Prompt: All of the entries below should be copied exactly as they appear.

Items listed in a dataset
━━━

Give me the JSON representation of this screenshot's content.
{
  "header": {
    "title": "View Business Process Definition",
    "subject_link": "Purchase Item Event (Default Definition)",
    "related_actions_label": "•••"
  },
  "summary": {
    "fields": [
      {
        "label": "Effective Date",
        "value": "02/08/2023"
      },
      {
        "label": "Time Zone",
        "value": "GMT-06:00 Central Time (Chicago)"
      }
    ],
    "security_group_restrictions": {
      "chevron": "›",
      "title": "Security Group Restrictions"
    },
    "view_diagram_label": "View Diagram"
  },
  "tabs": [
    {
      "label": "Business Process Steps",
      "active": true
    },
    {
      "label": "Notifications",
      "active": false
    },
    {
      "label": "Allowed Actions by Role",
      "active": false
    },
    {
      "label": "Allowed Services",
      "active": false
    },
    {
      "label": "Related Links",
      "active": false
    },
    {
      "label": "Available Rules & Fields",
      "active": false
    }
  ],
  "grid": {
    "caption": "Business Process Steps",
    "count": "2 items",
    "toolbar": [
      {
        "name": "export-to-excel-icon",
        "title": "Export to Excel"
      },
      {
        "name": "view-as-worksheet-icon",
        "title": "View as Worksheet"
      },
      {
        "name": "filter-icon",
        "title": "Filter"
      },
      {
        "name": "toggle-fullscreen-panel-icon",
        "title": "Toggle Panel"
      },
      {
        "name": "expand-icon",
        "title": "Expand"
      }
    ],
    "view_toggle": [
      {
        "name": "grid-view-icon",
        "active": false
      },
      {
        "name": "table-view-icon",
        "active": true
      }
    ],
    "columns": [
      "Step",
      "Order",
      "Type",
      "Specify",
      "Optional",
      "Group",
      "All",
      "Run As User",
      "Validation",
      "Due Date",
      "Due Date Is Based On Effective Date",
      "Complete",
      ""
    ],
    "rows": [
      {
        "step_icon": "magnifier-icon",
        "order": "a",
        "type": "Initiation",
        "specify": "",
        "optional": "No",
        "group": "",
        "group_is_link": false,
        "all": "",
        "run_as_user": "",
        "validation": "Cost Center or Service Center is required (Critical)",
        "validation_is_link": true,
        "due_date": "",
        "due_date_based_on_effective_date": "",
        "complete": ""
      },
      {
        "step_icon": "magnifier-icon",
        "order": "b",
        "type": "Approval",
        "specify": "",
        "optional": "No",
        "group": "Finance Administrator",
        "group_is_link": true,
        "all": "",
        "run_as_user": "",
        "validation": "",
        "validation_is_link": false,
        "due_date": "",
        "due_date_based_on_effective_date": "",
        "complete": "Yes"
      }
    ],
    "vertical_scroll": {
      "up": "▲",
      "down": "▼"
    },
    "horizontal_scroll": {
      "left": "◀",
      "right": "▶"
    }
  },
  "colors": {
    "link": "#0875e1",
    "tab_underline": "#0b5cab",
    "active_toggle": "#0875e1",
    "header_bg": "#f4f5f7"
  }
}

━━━

Output for this task:
Give me the JSON representation of this screenshot's content.
{
  "header": {
    "title": "View Business Process Definition",
    "subject_link": "Purchase Item Event (Default Definition)",
    "related_actions_label": "•••"
  },
  "summary": {
    "fields": [
      {
        "label": "Effective Date",
        "value": "02/08/2023"
      },
      {
        "label": "Time Zone",
        "value": "GMT-06:00 Central Time (Chicago)"
      }
    ],
    "security_group_restrictions": {
      "chevron": "›",
      "title": "Security Group Restrictions"
    },
    "view_diagram_label": "View Diagram"
  },
  "tabs": [
    {
      "label": "Business Process Steps",
      "active": true
    },
    {
      "label": "Notifications",
      "active": false
    },
    {
      "label": "Allowed Actions by Role",
      "active": false
    },
    {
      "label": "Allowed Services",
      "active": false
    },
    {
      "label": "Related Links",
      "active": false
    },
    {
      "label": "Available Rules & Fields",
      "active": false
    }
  ],
  "grid": {
    "caption": "Business Process Steps",
    "count": "2 items",
    "toolbar": [
      {
        "name": "export-to-excel-icon",
        "title": "Export to Excel"
      },
      {
        "name": "view-as-worksheet-icon",
        "title": "View as Worksheet"
      },
      {
        "name": "filter-icon",
        "title": "Filter"
      },
      {
        "name": "toggle-fullscreen-panel-icon",
        "title": "Toggle Panel"
      },
      {
        "name": "expand-icon",
        "title": "Expand"
      }
    ],
    "view_toggle": [
      {
        "name": "grid-view-icon",
        "active": false
      },
      {
        "name": "table-view-icon",
        "active": true
      }
    ],
    "columns": [
      "Step",
      "Order",
      "Type",
      "Specify",
      "Optional",
      "Group",
      "All",
      "Run As User",
      "Validation",
      "Due Date",
      "Due Date Is Based On Effective Date",
      "Complete",
      ""
    ],
    "rows": [
      {
        "step_icon": "magnifier-icon",
        "order": "a",
        "type": "Initiation",
        "specify": "",
        "optional": "No",
        "group": "",
        "group_is_link": false,
        "all": "",
        "run_as_user": "",
        "validation": "Cost Center or Service Center is required (Critical)",
        "validation_is_link": true,
        "due_date": "",
        "due_date_based_on_effective_date": "",
        "complete": ""
      },
      {
        "step_icon": "magnifier-icon",
        "order": "b",
        "type": "Approval",
        "specify": "",
        "optional": "No",
        "group": "Finance Administrator",
        "group_is_link": true,
        "all": "",
        "run_as_user": "",
        "validation": "",
        "validation_is_link": false,
        "due_date": "",
        "due_date_based_on_effective_date": "",
        "complete": "Yes"
      }
    ],
    "vertical_scroll": {
      "up": "▲",
      "down": "▼"
    },
    "horizontal_scroll": {
      "left": "◀",
      "right": "▶"
    }
  },
  "colors": {
    "link": "#0875e1",
    "tab_underline": "#0b5cab",
    "active_toggle": "#0875e1",
    "header_bg": "#f4f5f7"
  }
}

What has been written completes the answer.